▶ WORK TO COMPLETE: Only lines containing "username" are wanted from the data below. Copy those lines.
________
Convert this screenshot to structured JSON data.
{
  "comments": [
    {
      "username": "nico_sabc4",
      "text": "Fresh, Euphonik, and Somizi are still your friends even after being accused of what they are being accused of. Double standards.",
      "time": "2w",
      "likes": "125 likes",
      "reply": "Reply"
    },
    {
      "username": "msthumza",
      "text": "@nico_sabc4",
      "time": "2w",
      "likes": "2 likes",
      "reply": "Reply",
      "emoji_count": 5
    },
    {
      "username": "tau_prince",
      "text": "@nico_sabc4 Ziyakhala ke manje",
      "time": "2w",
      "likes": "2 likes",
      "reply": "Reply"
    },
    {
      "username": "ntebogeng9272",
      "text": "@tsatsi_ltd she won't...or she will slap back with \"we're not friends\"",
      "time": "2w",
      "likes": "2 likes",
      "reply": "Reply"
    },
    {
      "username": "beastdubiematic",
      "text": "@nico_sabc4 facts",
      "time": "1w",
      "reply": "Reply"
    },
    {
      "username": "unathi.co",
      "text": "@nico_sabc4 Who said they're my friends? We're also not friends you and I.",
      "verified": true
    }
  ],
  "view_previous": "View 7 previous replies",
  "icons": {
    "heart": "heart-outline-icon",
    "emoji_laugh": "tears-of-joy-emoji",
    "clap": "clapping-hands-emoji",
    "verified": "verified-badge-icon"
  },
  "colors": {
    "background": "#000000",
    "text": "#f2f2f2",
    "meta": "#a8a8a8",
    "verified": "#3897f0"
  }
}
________
▶ RESPONSE TO THE EXERCISE:
      "username": "nico_sabc4",
      "username": "msthumza",
      "username": "tau_prince",
      "username": "ntebogeng9272",
      "username": "beastdubiematic",
      "username": "unathi.co",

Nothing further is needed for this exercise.